The story of Glimpse begins with the realisation that we, as a journal, did not have a story to tell.
Sure, our flyers, Facebook posts, and website repeated the phrases ‘a sense of place and language’, ‘political awareness’, and ‘translations’ ad nauseam, but what did we want to do with these strings of words? What did we, at Plot Number Two, hope to achieve?
That was when someone came up with the idea of a sneak preview; this eventually developed into the special edition, Glimpse. The stories in this edition are, above all, stories about the world around us; some pieces have been written by the members of the team, while others were commissioned for this edition.
We begin with poems by Sabah Merchant and Hiteshi Ajmera, who tell us what it means to belong to a place. ‘Tokyo’ brings to life the sights and sounds of the Japanese metropolis. Hiteshi’s poem, ‘Where Do I Come From?’, addresses the question that people casually ask us during our first days at college: ‘where are you from?’ Although one can respond to that question in one word, Hiteshi reminds us that it’s hard to describe the homes that many of us, as undergraduates, leave for the first time.
In a time where everyone is in a rush to label everyone else a ‘nationalist’ or ‘anti-nationalist’, Abhishek Mishra thinks about what nationalism once meant for India. With her story, ‘The Fantastic Adventures of Aakriti T.’, Grishma Purewal continues to push the idea of Indian nationalism and what it means today. When a seemingly comical incident on the Delhi Metro becomes an issue of ‘national security’, the story forces us to think the ridiculousness of a ‘nationalism’ that is hinged around what one eats and drinks.
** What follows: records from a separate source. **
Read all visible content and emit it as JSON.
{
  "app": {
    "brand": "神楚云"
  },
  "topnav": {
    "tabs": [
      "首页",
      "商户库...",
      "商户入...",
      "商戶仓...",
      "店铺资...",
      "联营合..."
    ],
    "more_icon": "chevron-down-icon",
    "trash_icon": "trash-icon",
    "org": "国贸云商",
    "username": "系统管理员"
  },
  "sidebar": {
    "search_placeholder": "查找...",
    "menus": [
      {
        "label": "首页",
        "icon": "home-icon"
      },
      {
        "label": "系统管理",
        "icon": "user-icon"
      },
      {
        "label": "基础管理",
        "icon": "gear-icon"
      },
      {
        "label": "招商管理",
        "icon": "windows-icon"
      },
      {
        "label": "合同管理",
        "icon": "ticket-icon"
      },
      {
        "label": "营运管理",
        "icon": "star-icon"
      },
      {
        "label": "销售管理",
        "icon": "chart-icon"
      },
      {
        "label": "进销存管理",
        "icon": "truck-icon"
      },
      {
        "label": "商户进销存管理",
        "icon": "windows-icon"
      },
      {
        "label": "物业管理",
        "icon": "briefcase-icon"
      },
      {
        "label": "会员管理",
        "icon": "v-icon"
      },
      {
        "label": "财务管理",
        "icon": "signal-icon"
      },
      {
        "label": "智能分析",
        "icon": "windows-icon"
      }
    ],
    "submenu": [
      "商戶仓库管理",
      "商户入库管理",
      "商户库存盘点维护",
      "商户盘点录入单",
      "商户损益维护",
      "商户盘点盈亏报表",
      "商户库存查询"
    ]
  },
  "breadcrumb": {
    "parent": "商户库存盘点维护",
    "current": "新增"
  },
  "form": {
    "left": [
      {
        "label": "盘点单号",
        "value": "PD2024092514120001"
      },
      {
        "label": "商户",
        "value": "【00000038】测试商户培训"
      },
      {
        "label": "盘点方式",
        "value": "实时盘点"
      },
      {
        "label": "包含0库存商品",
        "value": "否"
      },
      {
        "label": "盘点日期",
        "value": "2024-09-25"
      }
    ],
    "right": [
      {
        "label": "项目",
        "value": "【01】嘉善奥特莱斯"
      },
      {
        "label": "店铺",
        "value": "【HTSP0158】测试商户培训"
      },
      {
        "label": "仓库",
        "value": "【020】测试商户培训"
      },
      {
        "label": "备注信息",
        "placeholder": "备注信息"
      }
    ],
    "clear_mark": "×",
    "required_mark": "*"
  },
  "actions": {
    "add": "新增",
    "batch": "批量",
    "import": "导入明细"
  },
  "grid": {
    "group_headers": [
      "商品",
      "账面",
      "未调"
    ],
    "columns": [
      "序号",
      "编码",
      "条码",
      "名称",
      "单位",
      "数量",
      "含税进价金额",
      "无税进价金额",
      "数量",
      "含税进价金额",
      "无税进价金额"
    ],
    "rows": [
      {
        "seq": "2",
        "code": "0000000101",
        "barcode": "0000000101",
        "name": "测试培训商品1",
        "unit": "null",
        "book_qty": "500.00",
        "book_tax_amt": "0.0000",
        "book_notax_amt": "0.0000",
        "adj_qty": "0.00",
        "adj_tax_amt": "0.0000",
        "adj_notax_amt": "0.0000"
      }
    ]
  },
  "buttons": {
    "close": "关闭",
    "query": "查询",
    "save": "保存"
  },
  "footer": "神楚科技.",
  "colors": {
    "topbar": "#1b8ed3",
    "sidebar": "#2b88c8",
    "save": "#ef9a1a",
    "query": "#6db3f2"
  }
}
Finally, Anjali Krishnakumar, in her piece ‘Walk Like A Man’, gives quirky insights into the confident swagger of men on the streets of Pune. What does it mean to ‘walk like a man’? And why is it any different from ‘walking like a woman’?
Now, that we have stories to tell, I will merely point you in their direction. These are the stories of Ashoka University, Plot #2, Sonepat. And these are the stories that make up the second plot—a plot always overlooked in service of the dominant narratives. This is the plot that you almost missed.
Welcome to Plot Number Two.